Transparent caching with Service Workers

Transparent caching with Service Workers

Service Workers are becoming one of the most effective ways  to progressively enhance web applications. Its main purpose is to enable offline experiences, allowing to provide web notifications and running background tasks even if the web page is not active. In this brief article we comment how we applied it to implement and manage resource caching in a transparent way for an existing web application.

Web and Service Workers

First, let’s start with the origin of the core technology that we are using in this post: Service Workers. Their development was possible thanks to the Web Workers, which are analog to jobs or background tasks in backend or mobile apps respectively. Just by creating a Worker object and providing it with javascript file, we can run code in a different environment, asynchronously from the task that is doing the user.

Service Workers are a special kind of Workers that can enhance web applications, making them run faster and be more engaging. As we commented before, in this case we will be focusing on asset and request caching as a part of a requirement for one of our applications. First of all, in order to use service workers we need to create our service worker file. This file should be served from the same domain as our webpage and from the root path to provide a wider scope. The first thing we have to do is to check if the service worker API is available and proceed to register it.

Adding caching and installing

Having our Service Worker already set up, we start implementing the caching piece. In this case, all the caching will occur in our Service Worker file, being this process completely independent from the web page. The most basic Service Worker consists of listening on the two main lifecycle events of it, install and activate.

The install event occurs only once per Service Worker and, if it has happened already, it won’t be triggered in the next page load. Every time we change the code in the Service Worker, the browser is going to detect as a new one and install it again. This is a good place to cache our assets.

In a Service Worker environment, as well in the browser the, caches object provides a mechanism for caching Request and Response objects. Here we will open the current cache and add all the files we want to cache. To do so, we will create a key representing the request and with the value of the response. In the activate event, in this case we make sure that cleaning all other caches and leaving the one that is of our interest.

Serving the cached resources

Once the Service Worker is active, we can start listening to the fetch event and snoop all requests that go through our domain, and then we can choose to continue with the request or respond with things that are in our cache. After this, the webpage will work offline without any further effort or invasive code to be added.

And this is a short example

Service Workers are quite powerful,  from here it is possible to start creating more complex things like using a stale-while-revalidate approach where we serve things from cache first, and update everything as soon as we get a response from our servers.

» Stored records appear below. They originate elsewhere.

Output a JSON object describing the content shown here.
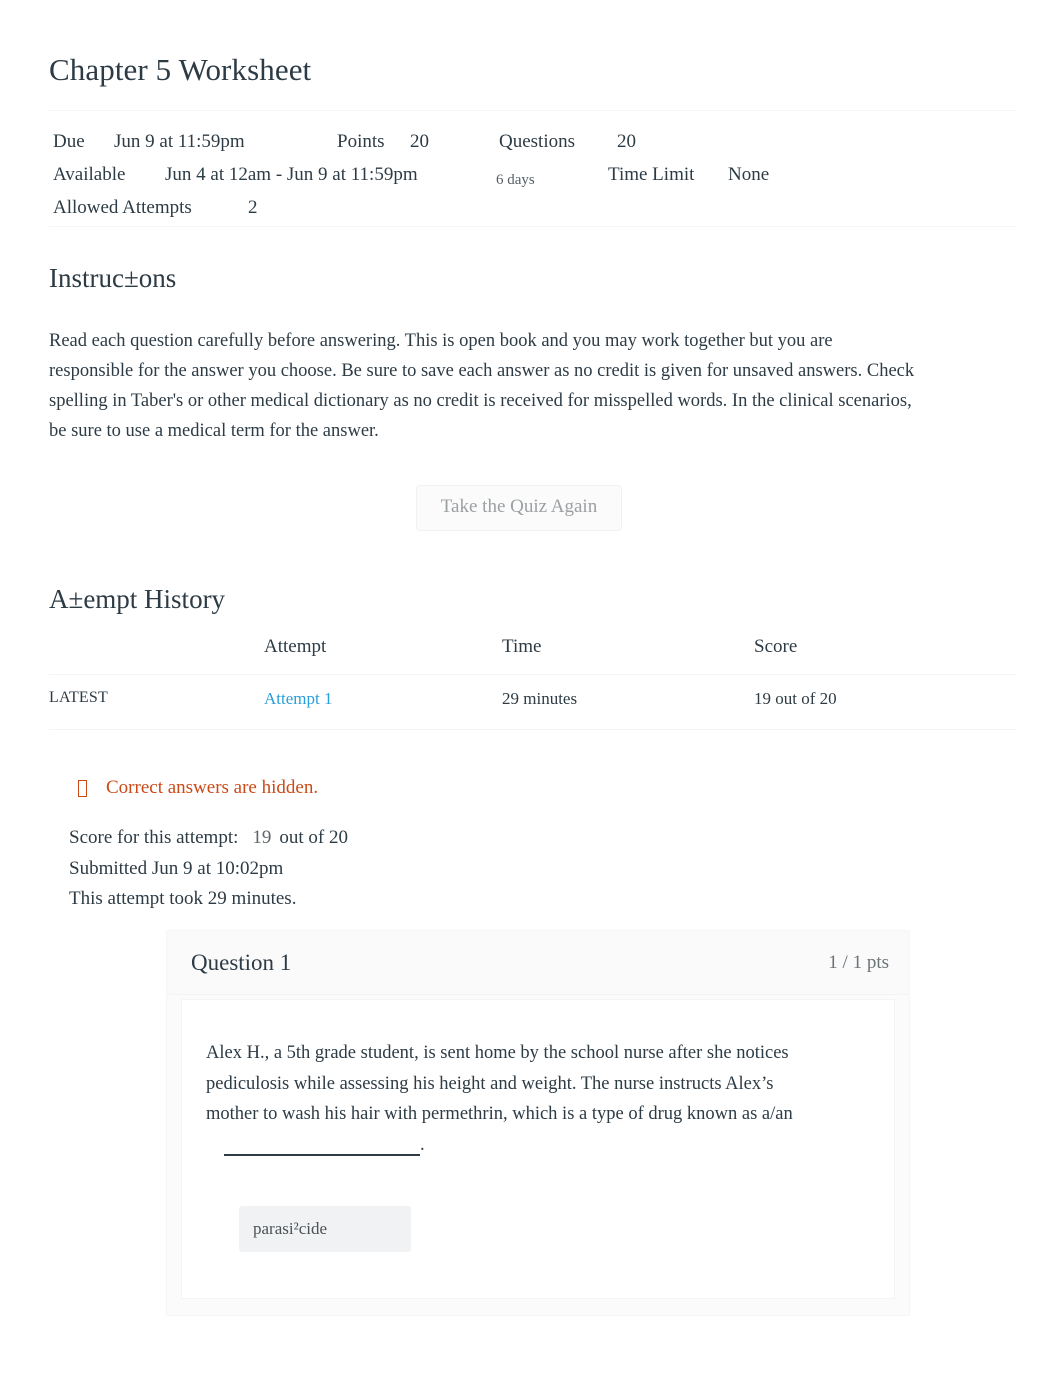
{
  "quiz": {
    "title": "Chapter 5 Worksheet",
    "meta": {
      "due_label": "Due",
      "due_value": "Jun 9 at 11:59pm",
      "points_label": "Points",
      "points_value": "20",
      "questions_label": "Questions",
      "questions_value": "20",
      "available_label": "Available",
      "available_value": "Jun 4 at 12am - Jun 9 at 11:59pm",
      "duration_note": "6 days",
      "time_limit_label": "Time Limit",
      "time_limit_value": "None",
      "allowed_attempts_label": "Allowed Attempts",
      "allowed_attempts_value": "2"
    }
  },
  "instructions": {
    "heading": "Instruc±ons",
    "body": "Read each question carefully before answering. This is open book and you may work together but you are responsible for the answer you choose. Be sure to save each answer as no credit is given for unsaved answers. Check spelling in Taber's or other medical dictionary as no credit is received for misspelled words. In the clinical scenarios, be sure to use a medical term for the answer."
  },
  "actions": {
    "retake_label": "Take the Quiz Again"
  },
  "attempt_history": {
    "heading": "A±empt History",
    "columns": [
      "",
      "Attempt",
      "Time",
      "Score"
    ],
    "rows": [
      {
        "marker": "LATEST",
        "attempt": "Attempt 1",
        "time": "29 minutes",
        "score": "19 out of 20"
      }
    ]
  },
  "notice": {
    "icon": "warning-icon",
    "text": "Correct answers are hidden."
  },
  "attempt_summary": {
    "score_label": "Score for this attempt:",
    "score_value": "19",
    "score_suffix": "out of 20",
    "submitted": "Submitted Jun 9 at 10:02pm",
    "duration": "This attempt took 29 minutes."
  },
  "questions": [
    {
      "title": "Question 1",
      "points": "1 / 1 pts",
      "text_before_blank": "Alex H., a 5th grade student, is sent home by the school nurse after she notices pediculosis while assessing his height and weight. The nurse instructs Alex’s mother to wash his hair with permethrin, which is a type of drug known as a/an",
      "text_after_blank": ".",
      "answer": "parasi²cide"
    }
  ],
  "colors": {
    "link": "#2b9fd8",
    "notice": "#ca4a17",
    "text": "#2d3b45",
    "muted": "#6b7377",
    "chip_bg": "#f1f2f3"
  }
}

This is an approach we used at caches in several layers of our apps, even in our backend, and having it in a web fronted is now doable in a transparent way using Service Workers too.

Finally, there is a tool from Google that can help creating powerful service workers, it is called Workbox, more information at https://developers.google.com/web/tools/workbox.

If you are interested in this topic, here is more articles that  you may want to look at: